Talking with my friends still in the team, they listlessly complained that the program had lost its spark after a stern ‘Aidocrat’ was put in charge. “Before, it was exciting; we all shared a commitment to getting the pesantrens working well. We had hope and enthusiasm. We were treated like adults. Now the manager‘s nice, but like a robot. She could be managing a water supply project in Africa. We are all bored and we have lost enthusiasm.”

This is dangerous for Australia.

Islamic schools are free and thus used increasingly by the poor in the wake of cost rises for state school education. My granddaughter’s kindergarten costs USD 400 per term, in a country where the minimum wage brings in less than USD 1,000 per year.

Indonesians reiterated that the user pays education excludes the poor who can then only send their kids to village pesantren (Islamic boarding school) where academic standards are low and curricula restricted. Teachers are often poorly trained and resourced. Into this come the Muslim carpetbaggers from Malaysia and Saudi, using Syhari’a principles in order to influence Indonesian kids to take up the puritan form of Islam that they espouse.

I noticed the greater number of swathed heads, long gowns and a few in full face covering, as well as an increasing in the number of tragic threadbare beards. Ziuddin Sardar is fond of reminding fanatical Muslims that the prophet wore a beard as the Gillette had yet to be invented.

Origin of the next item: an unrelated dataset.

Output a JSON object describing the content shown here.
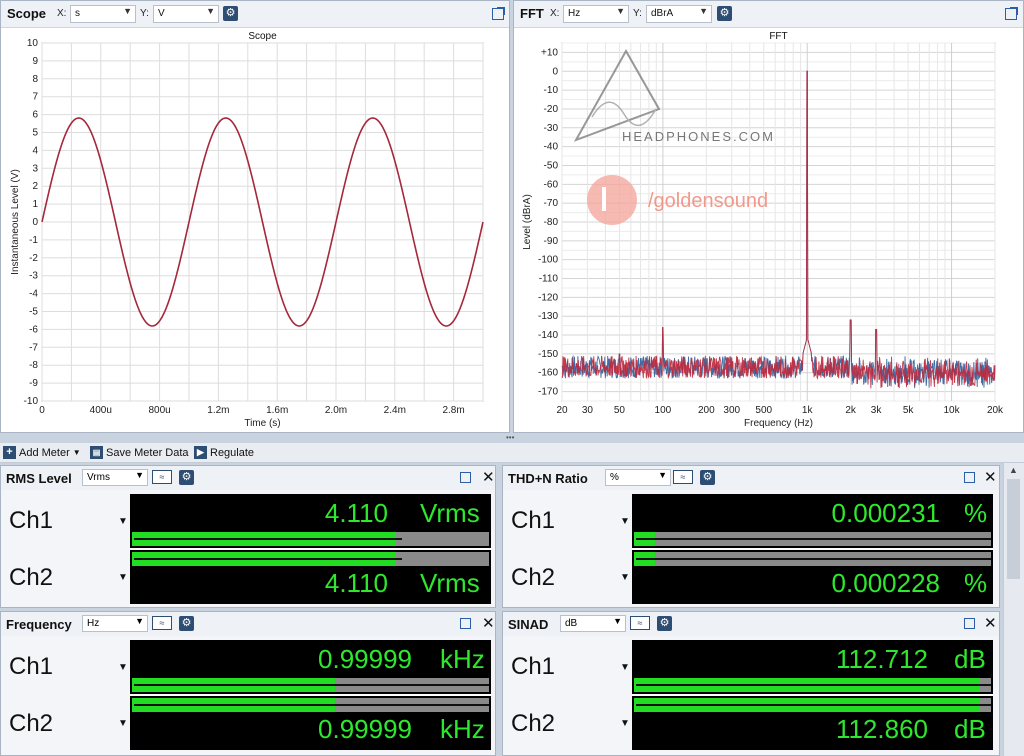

But the message is the Saudi influence is already biting. The way to combat radical Islam is not by weapons, spies and training police, but by supporting the majority of moderate Muslims who want good education for their children, so as to open the doors of opportunity for which they don’t have the key. The new Rudd led government has many policy seismographs to check before it twiddles with the knobs of international assistance, and right now and correctly, climate change has center stage. But waiting in the wings for significant bit parts are the millions of extras who have been disenfranchised and whose lives have been made worse by development assistance to date.

Nehru once said that Indonesia was a nation of beggars. That is still true, but aid patronage does not help it move out of this mire. Puritan Islam’s biggest enemy is education, enlightenment, social and financial equity, not arrest or detention. We fail intellectually and strategically as a nation if we refuse to see this.

Howard’s worst legacies, and the ones hardest to combat, are careless arrogance, infectious ignorance, and the alarming and generalized parochialism he promoted. That the west including Australia continued to support Soeharto through the worst years or disappearances, torture and detention is a matter of shame. We supported the bed upon which the seeds of radical Islam were sewn. Engaging our largest neighbour with new and curious eyes will be a challenge.

Addendum: while writing this I received notification that Soeharto had died. Good riddance was my first thought. As the ABC reporters muttered weasel word in which ‘alleged’ predominated, I lived some of that time. I hope that the wheel of karma runs him over.

Source URL: